[Work item] How many lines of these entries hold the string "comment"? Reply with the number alone.

=== Begin Enclosure ===

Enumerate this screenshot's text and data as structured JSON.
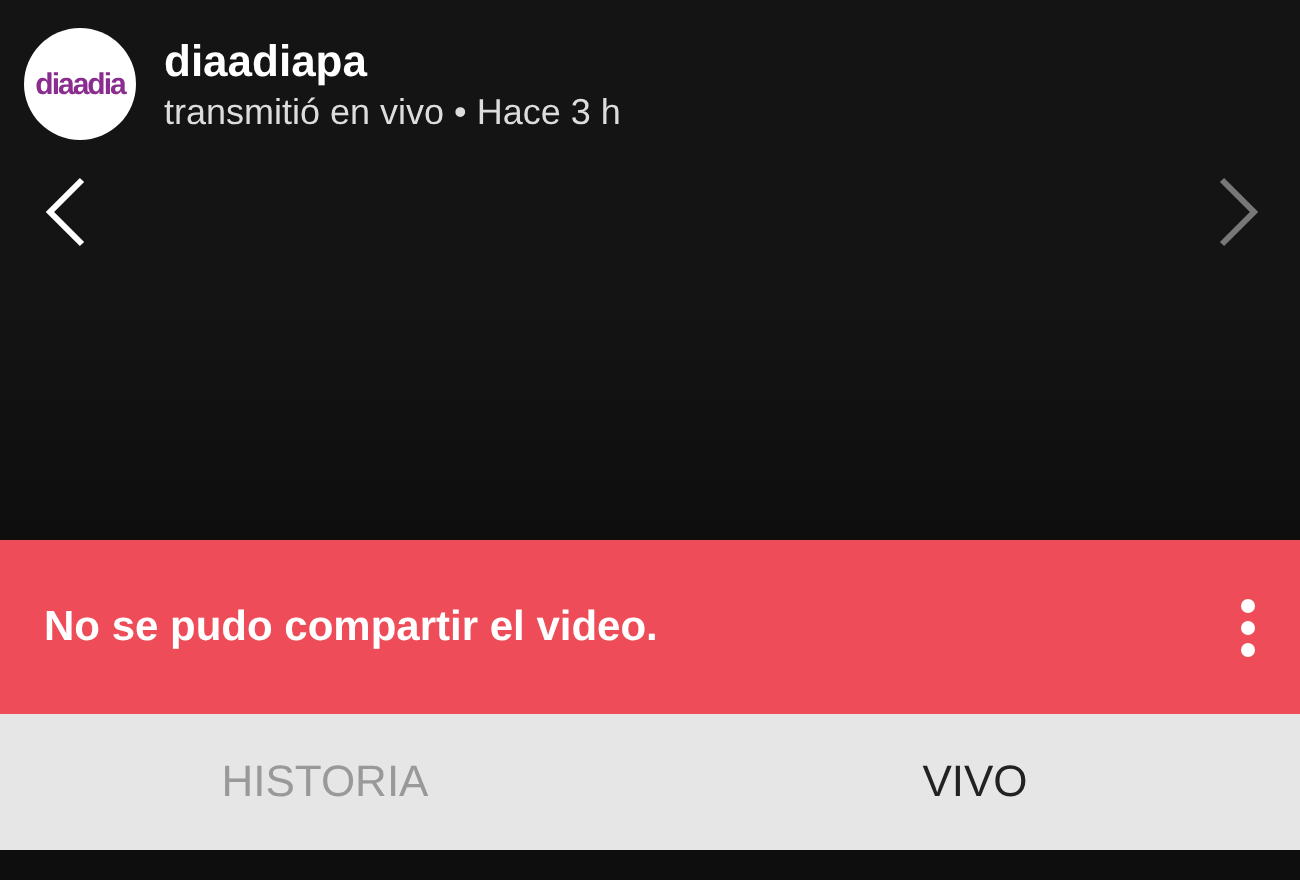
{
  "header": {
    "avatar_logo": "diaadia",
    "username": "diaadiapa",
    "subtitle": "transmitió en vivo • Hace 3 h"
  },
  "banner": {
    "message": "No se pudo compartir el video."
  },
  "tabs": [
    {
      "label": "HISTORIA",
      "selected": false
    },
    {
      "label": "VIVO",
      "selected": true
    }
  ]
}
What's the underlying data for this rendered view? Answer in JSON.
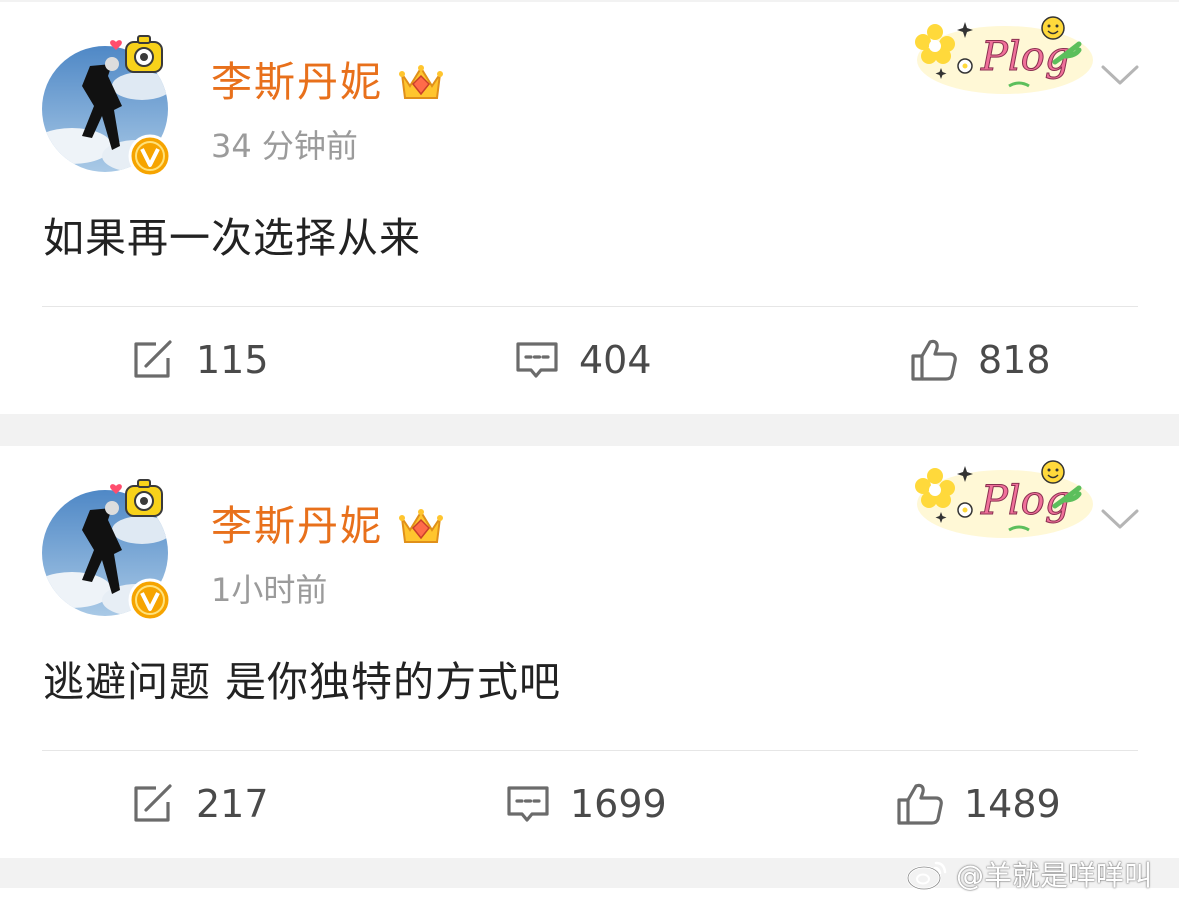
{
  "posts": [
    {
      "author": "李斯丹妮",
      "time": "34 分钟前",
      "text": "如果再一次选择从来",
      "actions": {
        "repost": "115",
        "comment": "404",
        "like": "818"
      }
    },
    {
      "author": "李斯丹妮",
      "time": "1小时前",
      "text": "逃避问题 是你独特的方式吧",
      "actions": {
        "repost": "217",
        "comment": "1699",
        "like": "1489"
      }
    }
  ],
  "sticker_text": "Plog",
  "watermark": "@羊就是咩咩叫",
  "icons": [
    "repost-icon",
    "comment-icon",
    "like-icon",
    "chevron-down-icon",
    "crown-icon",
    "verified-v-icon",
    "weibo-logo-icon"
  ],
  "colors": {
    "name": "#e8701b",
    "time": "#9b9b9b",
    "text": "#222222",
    "count": "#4a4a4a",
    "background": "#f2f2f2"
  }
}
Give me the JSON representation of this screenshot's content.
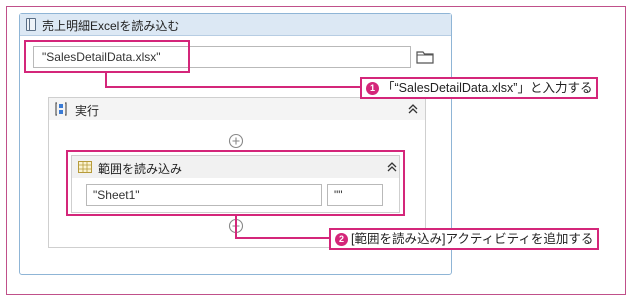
{
  "activity": {
    "title": "売上明細Excelを読み込む",
    "file_path": "\"SalesDetailData.xlsx\""
  },
  "sequence": {
    "title": "実行"
  },
  "read_range": {
    "title": "範囲を読み込み",
    "sheet": "\"Sheet1\"",
    "range": "\"\""
  },
  "callouts": [
    {
      "number": "1",
      "text": "「“SalesDetailData.xlsx”」と入力する"
    },
    {
      "number": "2",
      "text": "[範囲を読み込み]アクティビティを追加する"
    }
  ],
  "colors": {
    "accent": "#d4267a",
    "header": "#dce8f4",
    "frame": "#8fb5d6"
  },
  "icons": [
    "book-icon",
    "folder-icon",
    "sequence-icon",
    "collapse-icon",
    "add-activity-icon",
    "spreadsheet-icon"
  ]
}
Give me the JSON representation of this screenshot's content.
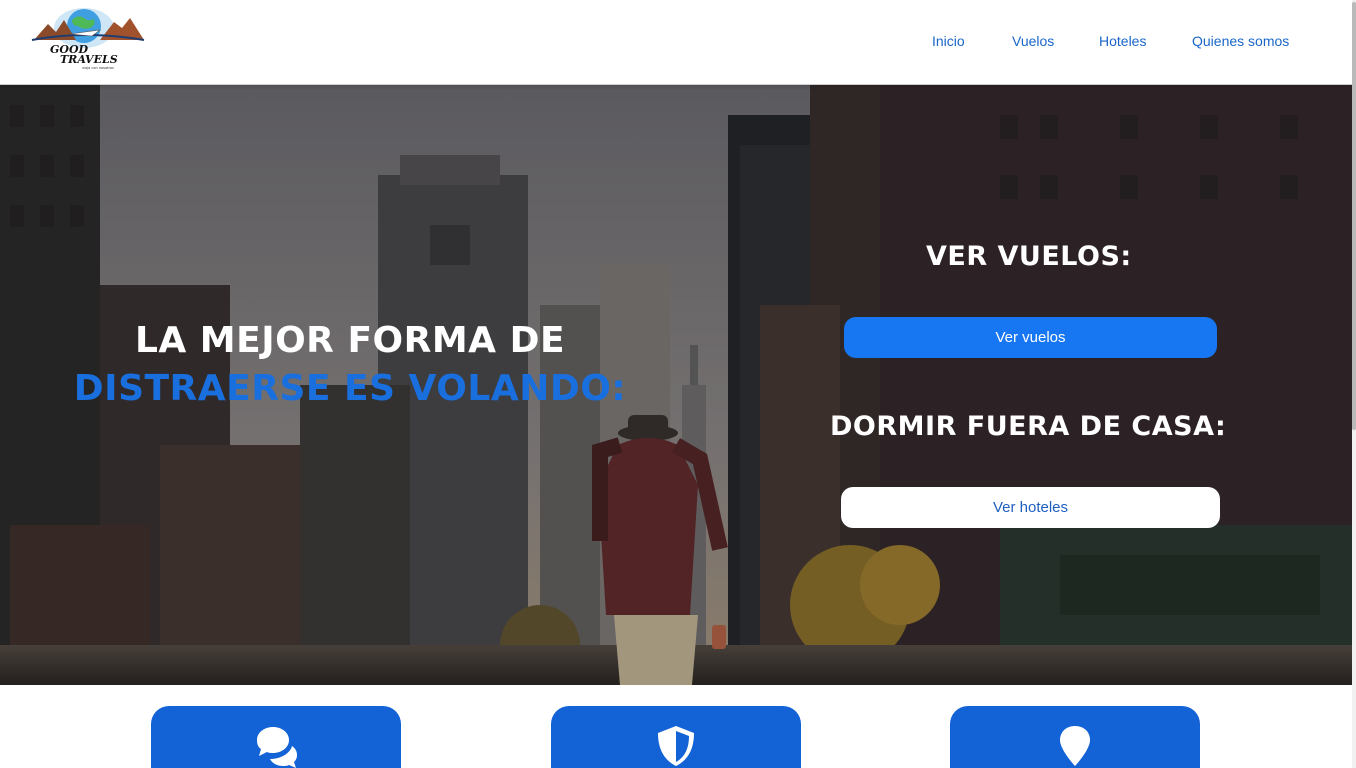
{
  "header": {
    "logo": {
      "name": "good-travels-logo",
      "text_line1": "GOOD",
      "text_line2": "TRAVELS",
      "tagline": "viaja con nosotros"
    },
    "nav": [
      {
        "label": "Inicio"
      },
      {
        "label": "Vuelos"
      },
      {
        "label": "Hoteles"
      },
      {
        "label": "Quienes somos"
      }
    ]
  },
  "hero": {
    "slogan_line1": "LA MEJOR FORMA DE",
    "slogan_line2": "DISTRAERSE ES VOLANDO:",
    "flights_title": "VER VUELOS:",
    "flights_button": "Ver vuelos",
    "hotels_title": "DORMIR FUERA DE CASA:",
    "hotels_button": "Ver hoteles",
    "background": "city-street-photo"
  },
  "features": [
    {
      "icon": "chat-bubbles-icon"
    },
    {
      "icon": "shield-icon"
    },
    {
      "icon": "location-pin-icon"
    }
  ],
  "colors": {
    "nav_link": "#1a66c9",
    "primary_button": "#1777f2",
    "slogan_accent": "#1a6fde",
    "card": "#1463d6",
    "white": "#ffffff"
  }
}
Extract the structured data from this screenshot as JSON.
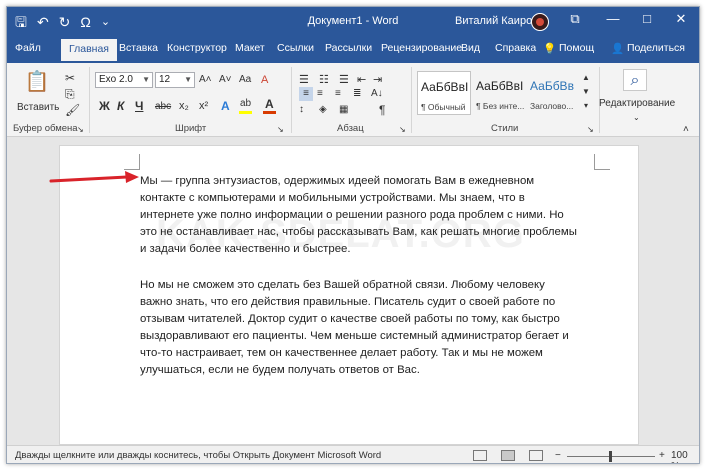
{
  "title_bar": {
    "title": "Документ1 - Word",
    "user": "Виталий Каиров",
    "qat_icons": [
      "save-icon",
      "undo-icon",
      "redo-icon",
      "symbol-icon",
      "customize-icon"
    ]
  },
  "qat": {
    "save": "🖫",
    "undo": "↶",
    "redo": "↻",
    "omega": "Ω",
    "more": "⌄"
  },
  "window_controls": {
    "ribbon_options": "⧉",
    "minimize": "—",
    "maximize": "□",
    "close": "✕"
  },
  "tabs": [
    "Файл",
    "Главная",
    "Вставка",
    "Конструктор",
    "Макет",
    "Ссылки",
    "Рассылки",
    "Рецензирование",
    "Вид",
    "Справка",
    "Помощ",
    "Поделиться"
  ],
  "help_icons": {
    "bulb": "💡",
    "person": "👤"
  },
  "ribbon": {
    "clipboard": {
      "label": "Буфер обмена",
      "paste": "Вставить",
      "cut": "✂",
      "copy": "⎘",
      "format": "🖌"
    },
    "font": {
      "label": "Шрифт",
      "font_name": "Exo 2.0",
      "font_size": "12",
      "grow": "A˄",
      "shrink": "A˅",
      "case": "Aa",
      "clear": "A",
      "bold": "Ж",
      "italic": "К",
      "underline": "Ч",
      "strike": "abc",
      "subscript": "x₂",
      "superscript": "x²",
      "effects": "A",
      "highlight": "ab",
      "color": "A"
    },
    "paragraph": {
      "label": "Абзац",
      "pilcrow": "¶",
      "sort": "A↓"
    },
    "styles": {
      "label": "Стили",
      "items": [
        {
          "sample": "АаБбВвI",
          "name": "¶ Обычный"
        },
        {
          "sample": "АаБбВвI",
          "name": "¶ Без инте..."
        },
        {
          "sample": "АаБбВв",
          "name": "Заголово..."
        }
      ]
    },
    "editing": {
      "label": "Редактирование",
      "search": "⌕"
    },
    "launcher": "↘",
    "collapse": "˄"
  },
  "document": {
    "watermark": "KAK-SDELAT.ORG",
    "paragraph1": [
      "Мы — группа энтузиастов, одержимых идеей помогать Вам в ежедневном",
      "контакте с компьютерами и мобильными устройствами. Мы знаем, что в",
      "интернете уже полно информации о решении разного рода проблем с ними. Но",
      "это не останавливает нас, чтобы рассказывать Вам, как решать многие проблемы",
      "и задачи более качественно и быстрее."
    ],
    "paragraph2": [
      "Но мы не сможем это сделать без Вашей обратной связи. Любому человеку",
      "важно знать, что его действия правильные. Писатель судит о своей работе по",
      "отзывам читателей. Доктор судит о качестве своей работы по тому, как быстро",
      "выздоравливают его пациенты. Чем меньше системный администратор бегает и",
      "что-то настраивает, тем он качественнее делает работу. Так и мы не можем",
      "улучшаться, если не будем получать ответов от Вас."
    ]
  },
  "status_bar": {
    "message": "Дважды щелкните или дважды коснитесь, чтобы Открыть Документ Microsoft Word",
    "zoom_minus": "−",
    "zoom_plus": "+",
    "zoom": "100 %",
    "zoom_level": 1.0
  },
  "colors": {
    "accent": "#2b579a",
    "arrow": "#d9232a",
    "highlight": "#ffff00",
    "font_color": "#d83b01"
  }
}
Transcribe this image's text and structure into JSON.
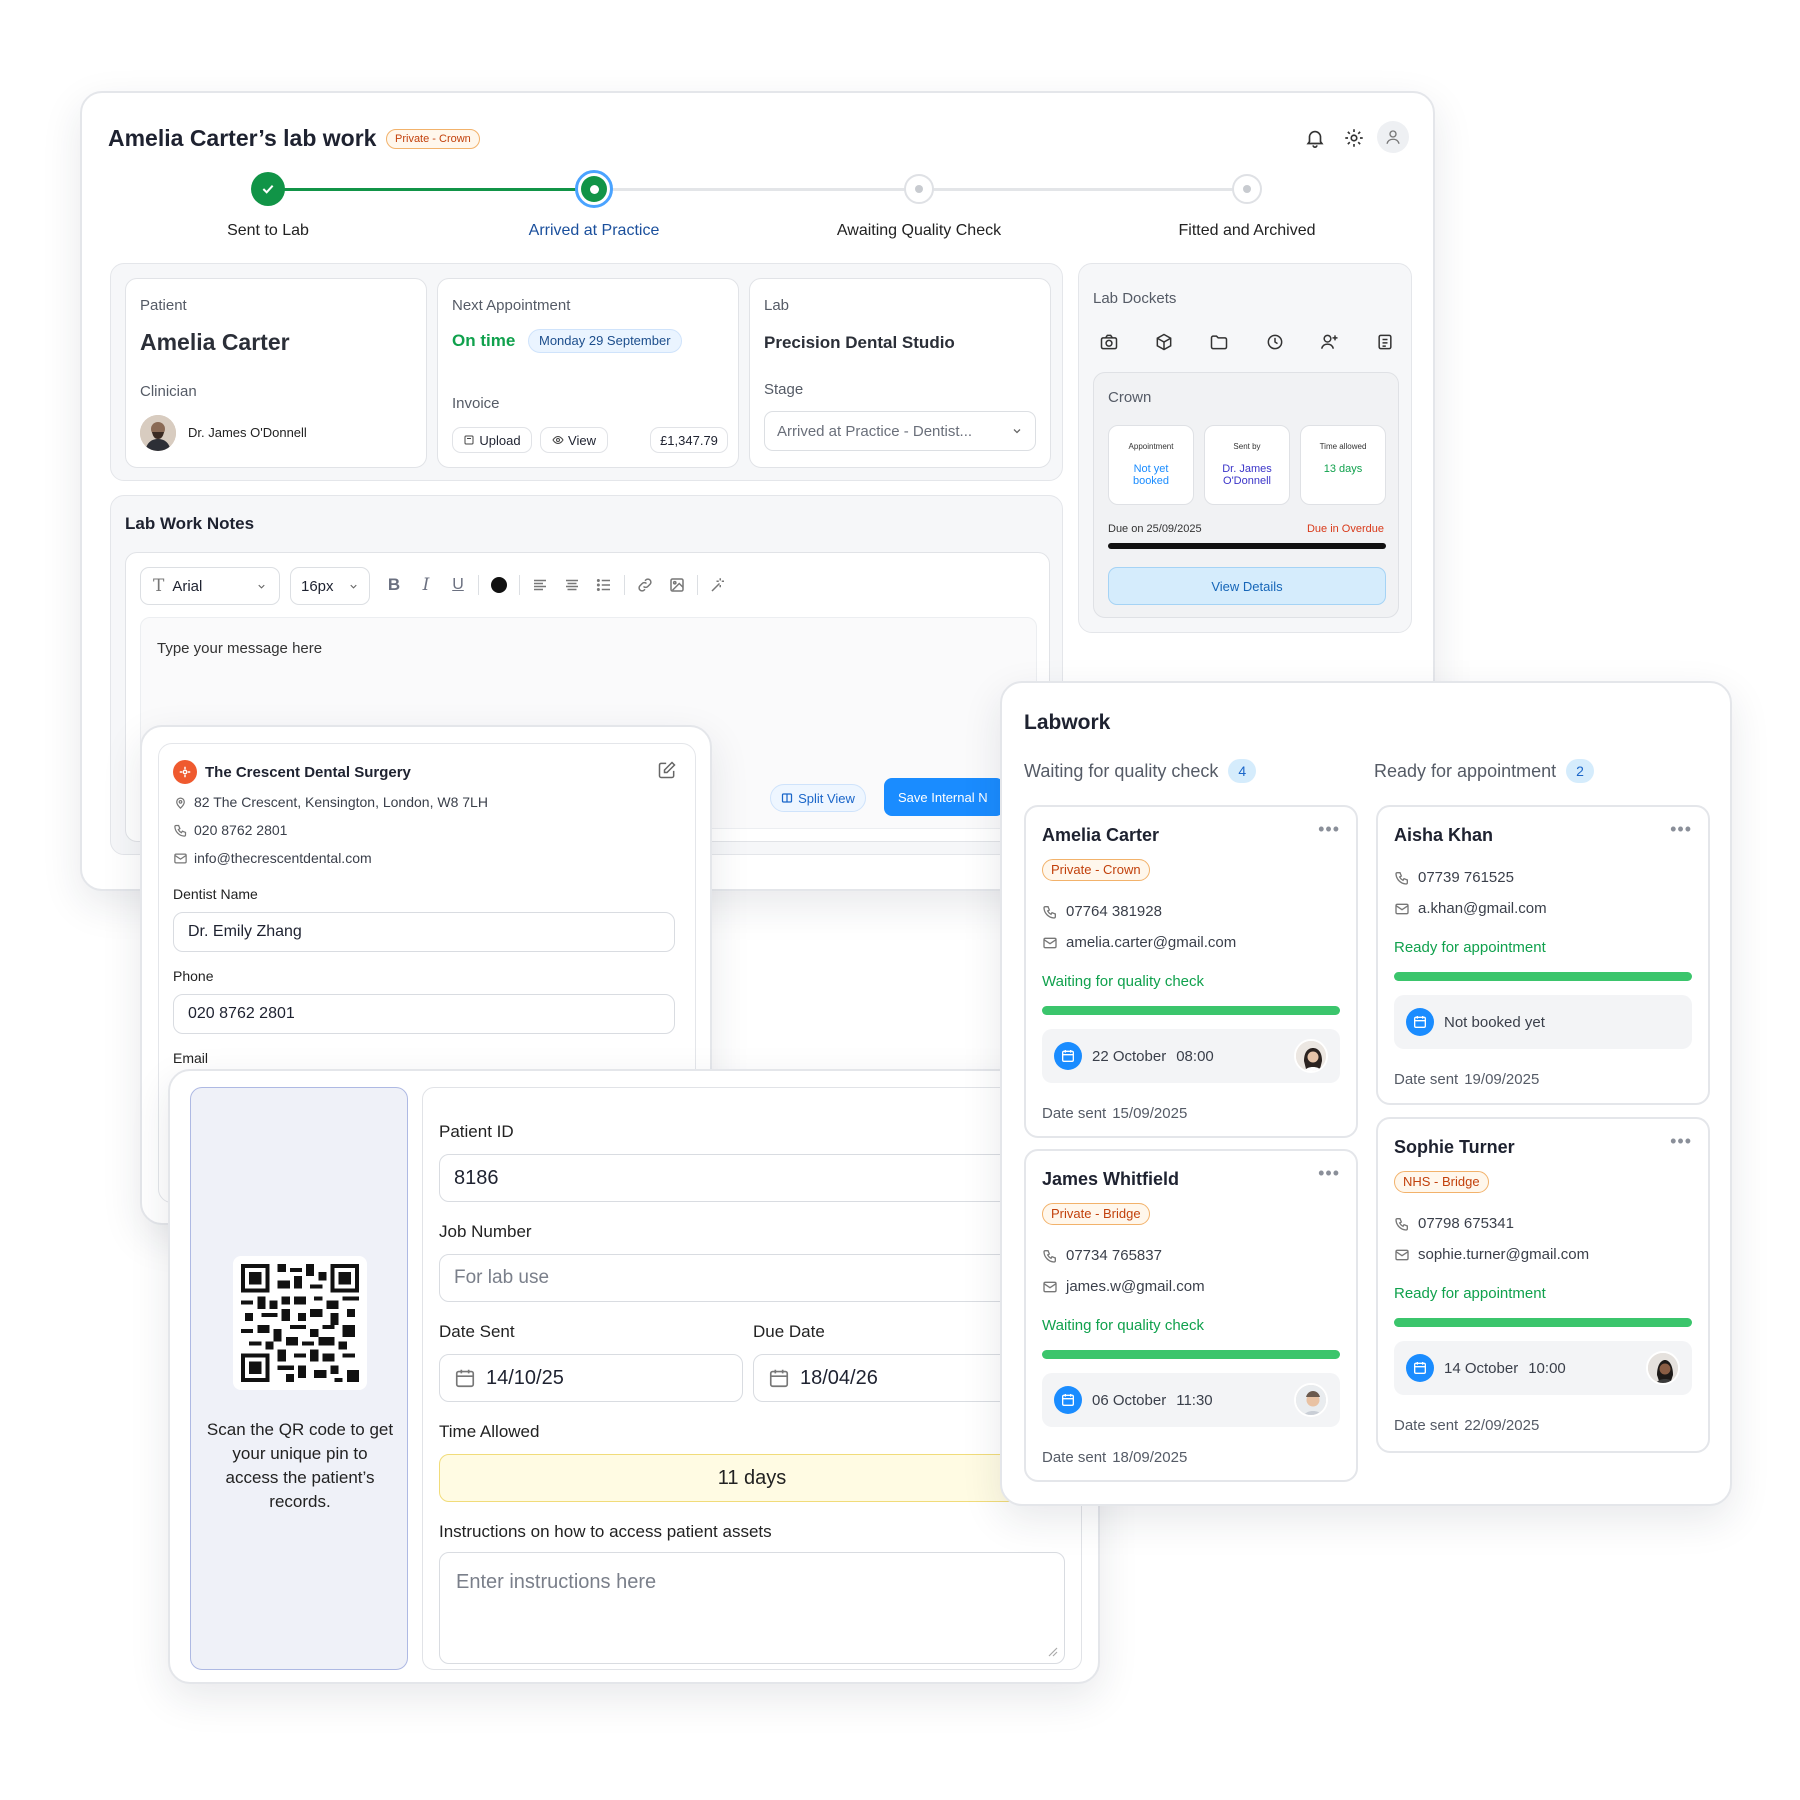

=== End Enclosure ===

[Written response] 3